*** Provided records
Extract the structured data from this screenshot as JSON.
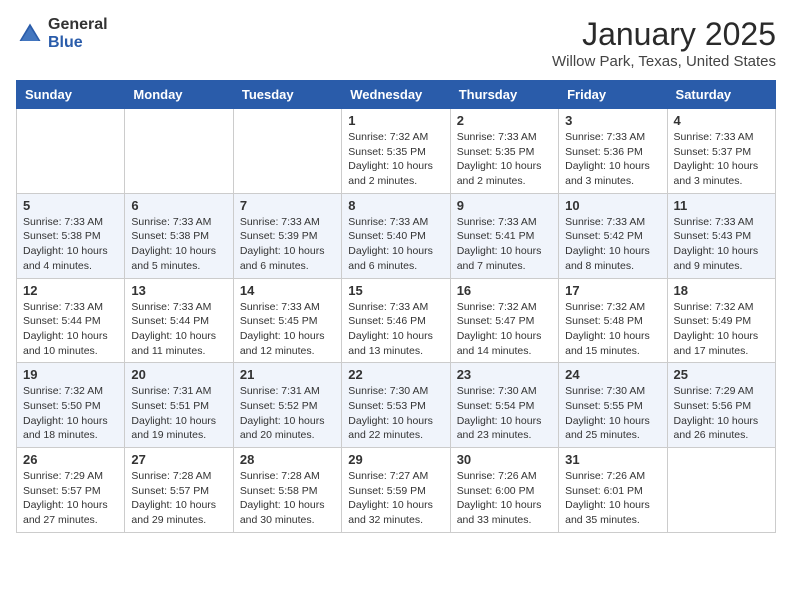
{
  "header": {
    "logo_general": "General",
    "logo_blue": "Blue",
    "title": "January 2025",
    "subtitle": "Willow Park, Texas, United States"
  },
  "calendar": {
    "days_of_week": [
      "Sunday",
      "Monday",
      "Tuesday",
      "Wednesday",
      "Thursday",
      "Friday",
      "Saturday"
    ],
    "weeks": [
      [
        {
          "day": "",
          "info": ""
        },
        {
          "day": "",
          "info": ""
        },
        {
          "day": "",
          "info": ""
        },
        {
          "day": "1",
          "info": "Sunrise: 7:32 AM\nSunset: 5:35 PM\nDaylight: 10 hours\nand 2 minutes."
        },
        {
          "day": "2",
          "info": "Sunrise: 7:33 AM\nSunset: 5:35 PM\nDaylight: 10 hours\nand 2 minutes."
        },
        {
          "day": "3",
          "info": "Sunrise: 7:33 AM\nSunset: 5:36 PM\nDaylight: 10 hours\nand 3 minutes."
        },
        {
          "day": "4",
          "info": "Sunrise: 7:33 AM\nSunset: 5:37 PM\nDaylight: 10 hours\nand 3 minutes."
        }
      ],
      [
        {
          "day": "5",
          "info": "Sunrise: 7:33 AM\nSunset: 5:38 PM\nDaylight: 10 hours\nand 4 minutes."
        },
        {
          "day": "6",
          "info": "Sunrise: 7:33 AM\nSunset: 5:38 PM\nDaylight: 10 hours\nand 5 minutes."
        },
        {
          "day": "7",
          "info": "Sunrise: 7:33 AM\nSunset: 5:39 PM\nDaylight: 10 hours\nand 6 minutes."
        },
        {
          "day": "8",
          "info": "Sunrise: 7:33 AM\nSunset: 5:40 PM\nDaylight: 10 hours\nand 6 minutes."
        },
        {
          "day": "9",
          "info": "Sunrise: 7:33 AM\nSunset: 5:41 PM\nDaylight: 10 hours\nand 7 minutes."
        },
        {
          "day": "10",
          "info": "Sunrise: 7:33 AM\nSunset: 5:42 PM\nDaylight: 10 hours\nand 8 minutes."
        },
        {
          "day": "11",
          "info": "Sunrise: 7:33 AM\nSunset: 5:43 PM\nDaylight: 10 hours\nand 9 minutes."
        }
      ],
      [
        {
          "day": "12",
          "info": "Sunrise: 7:33 AM\nSunset: 5:44 PM\nDaylight: 10 hours\nand 10 minutes."
        },
        {
          "day": "13",
          "info": "Sunrise: 7:33 AM\nSunset: 5:44 PM\nDaylight: 10 hours\nand 11 minutes."
        },
        {
          "day": "14",
          "info": "Sunrise: 7:33 AM\nSunset: 5:45 PM\nDaylight: 10 hours\nand 12 minutes."
        },
        {
          "day": "15",
          "info": "Sunrise: 7:33 AM\nSunset: 5:46 PM\nDaylight: 10 hours\nand 13 minutes."
        },
        {
          "day": "16",
          "info": "Sunrise: 7:32 AM\nSunset: 5:47 PM\nDaylight: 10 hours\nand 14 minutes."
        },
        {
          "day": "17",
          "info": "Sunrise: 7:32 AM\nSunset: 5:48 PM\nDaylight: 10 hours\nand 15 minutes."
        },
        {
          "day": "18",
          "info": "Sunrise: 7:32 AM\nSunset: 5:49 PM\nDaylight: 10 hours\nand 17 minutes."
        }
      ],
      [
        {
          "day": "19",
          "info": "Sunrise: 7:32 AM\nSunset: 5:50 PM\nDaylight: 10 hours\nand 18 minutes."
        },
        {
          "day": "20",
          "info": "Sunrise: 7:31 AM\nSunset: 5:51 PM\nDaylight: 10 hours\nand 19 minutes."
        },
        {
          "day": "21",
          "info": "Sunrise: 7:31 AM\nSunset: 5:52 PM\nDaylight: 10 hours\nand 20 minutes."
        },
        {
          "day": "22",
          "info": "Sunrise: 7:30 AM\nSunset: 5:53 PM\nDaylight: 10 hours\nand 22 minutes."
        },
        {
          "day": "23",
          "info": "Sunrise: 7:30 AM\nSunset: 5:54 PM\nDaylight: 10 hours\nand 23 minutes."
        },
        {
          "day": "24",
          "info": "Sunrise: 7:30 AM\nSunset: 5:55 PM\nDaylight: 10 hours\nand 25 minutes."
        },
        {
          "day": "25",
          "info": "Sunrise: 7:29 AM\nSunset: 5:56 PM\nDaylight: 10 hours\nand 26 minutes."
        }
      ],
      [
        {
          "day": "26",
          "info": "Sunrise: 7:29 AM\nSunset: 5:57 PM\nDaylight: 10 hours\nand 27 minutes."
        },
        {
          "day": "27",
          "info": "Sunrise: 7:28 AM\nSunset: 5:57 PM\nDaylight: 10 hours\nand 29 minutes."
        },
        {
          "day": "28",
          "info": "Sunrise: 7:28 AM\nSunset: 5:58 PM\nDaylight: 10 hours\nand 30 minutes."
        },
        {
          "day": "29",
          "info": "Sunrise: 7:27 AM\nSunset: 5:59 PM\nDaylight: 10 hours\nand 32 minutes."
        },
        {
          "day": "30",
          "info": "Sunrise: 7:26 AM\nSunset: 6:00 PM\nDaylight: 10 hours\nand 33 minutes."
        },
        {
          "day": "31",
          "info": "Sunrise: 7:26 AM\nSunset: 6:01 PM\nDaylight: 10 hours\nand 35 minutes."
        },
        {
          "day": "",
          "info": ""
        }
      ]
    ]
  }
}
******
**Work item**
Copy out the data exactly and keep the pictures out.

**Result for this exercise**
Extract the structured data from this screenshot as JSON.
{
  "header": {
    "logo_general": "General",
    "logo_blue": "Blue",
    "title": "January 2025",
    "subtitle": "Willow Park, Texas, United States"
  },
  "calendar": {
    "days_of_week": [
      "Sunday",
      "Monday",
      "Tuesday",
      "Wednesday",
      "Thursday",
      "Friday",
      "Saturday"
    ],
    "weeks": [
      [
        {
          "day": "",
          "info": ""
        },
        {
          "day": "",
          "info": ""
        },
        {
          "day": "",
          "info": ""
        },
        {
          "day": "1",
          "info": "Sunrise: 7:32 AM\nSunset: 5:35 PM\nDaylight: 10 hours\nand 2 minutes."
        },
        {
          "day": "2",
          "info": "Sunrise: 7:33 AM\nSunset: 5:35 PM\nDaylight: 10 hours\nand 2 minutes."
        },
        {
          "day": "3",
          "info": "Sunrise: 7:33 AM\nSunset: 5:36 PM\nDaylight: 10 hours\nand 3 minutes."
        },
        {
          "day": "4",
          "info": "Sunrise: 7:33 AM\nSunset: 5:37 PM\nDaylight: 10 hours\nand 3 minutes."
        }
      ],
      [
        {
          "day": "5",
          "info": "Sunrise: 7:33 AM\nSunset: 5:38 PM\nDaylight: 10 hours\nand 4 minutes."
        },
        {
          "day": "6",
          "info": "Sunrise: 7:33 AM\nSunset: 5:38 PM\nDaylight: 10 hours\nand 5 minutes."
        },
        {
          "day": "7",
          "info": "Sunrise: 7:33 AM\nSunset: 5:39 PM\nDaylight: 10 hours\nand 6 minutes."
        },
        {
          "day": "8",
          "info": "Sunrise: 7:33 AM\nSunset: 5:40 PM\nDaylight: 10 hours\nand 6 minutes."
        },
        {
          "day": "9",
          "info": "Sunrise: 7:33 AM\nSunset: 5:41 PM\nDaylight: 10 hours\nand 7 minutes."
        },
        {
          "day": "10",
          "info": "Sunrise: 7:33 AM\nSunset: 5:42 PM\nDaylight: 10 hours\nand 8 minutes."
        },
        {
          "day": "11",
          "info": "Sunrise: 7:33 AM\nSunset: 5:43 PM\nDaylight: 10 hours\nand 9 minutes."
        }
      ],
      [
        {
          "day": "12",
          "info": "Sunrise: 7:33 AM\nSunset: 5:44 PM\nDaylight: 10 hours\nand 10 minutes."
        },
        {
          "day": "13",
          "info": "Sunrise: 7:33 AM\nSunset: 5:44 PM\nDaylight: 10 hours\nand 11 minutes."
        },
        {
          "day": "14",
          "info": "Sunrise: 7:33 AM\nSunset: 5:45 PM\nDaylight: 10 hours\nand 12 minutes."
        },
        {
          "day": "15",
          "info": "Sunrise: 7:33 AM\nSunset: 5:46 PM\nDaylight: 10 hours\nand 13 minutes."
        },
        {
          "day": "16",
          "info": "Sunrise: 7:32 AM\nSunset: 5:47 PM\nDaylight: 10 hours\nand 14 minutes."
        },
        {
          "day": "17",
          "info": "Sunrise: 7:32 AM\nSunset: 5:48 PM\nDaylight: 10 hours\nand 15 minutes."
        },
        {
          "day": "18",
          "info": "Sunrise: 7:32 AM\nSunset: 5:49 PM\nDaylight: 10 hours\nand 17 minutes."
        }
      ],
      [
        {
          "day": "19",
          "info": "Sunrise: 7:32 AM\nSunset: 5:50 PM\nDaylight: 10 hours\nand 18 minutes."
        },
        {
          "day": "20",
          "info": "Sunrise: 7:31 AM\nSunset: 5:51 PM\nDaylight: 10 hours\nand 19 minutes."
        },
        {
          "day": "21",
          "info": "Sunrise: 7:31 AM\nSunset: 5:52 PM\nDaylight: 10 hours\nand 20 minutes."
        },
        {
          "day": "22",
          "info": "Sunrise: 7:30 AM\nSunset: 5:53 PM\nDaylight: 10 hours\nand 22 minutes."
        },
        {
          "day": "23",
          "info": "Sunrise: 7:30 AM\nSunset: 5:54 PM\nDaylight: 10 hours\nand 23 minutes."
        },
        {
          "day": "24",
          "info": "Sunrise: 7:30 AM\nSunset: 5:55 PM\nDaylight: 10 hours\nand 25 minutes."
        },
        {
          "day": "25",
          "info": "Sunrise: 7:29 AM\nSunset: 5:56 PM\nDaylight: 10 hours\nand 26 minutes."
        }
      ],
      [
        {
          "day": "26",
          "info": "Sunrise: 7:29 AM\nSunset: 5:57 PM\nDaylight: 10 hours\nand 27 minutes."
        },
        {
          "day": "27",
          "info": "Sunrise: 7:28 AM\nSunset: 5:57 PM\nDaylight: 10 hours\nand 29 minutes."
        },
        {
          "day": "28",
          "info": "Sunrise: 7:28 AM\nSunset: 5:58 PM\nDaylight: 10 hours\nand 30 minutes."
        },
        {
          "day": "29",
          "info": "Sunrise: 7:27 AM\nSunset: 5:59 PM\nDaylight: 10 hours\nand 32 minutes."
        },
        {
          "day": "30",
          "info": "Sunrise: 7:26 AM\nSunset: 6:00 PM\nDaylight: 10 hours\nand 33 minutes."
        },
        {
          "day": "31",
          "info": "Sunrise: 7:26 AM\nSunset: 6:01 PM\nDaylight: 10 hours\nand 35 minutes."
        },
        {
          "day": "",
          "info": ""
        }
      ]
    ]
  }
}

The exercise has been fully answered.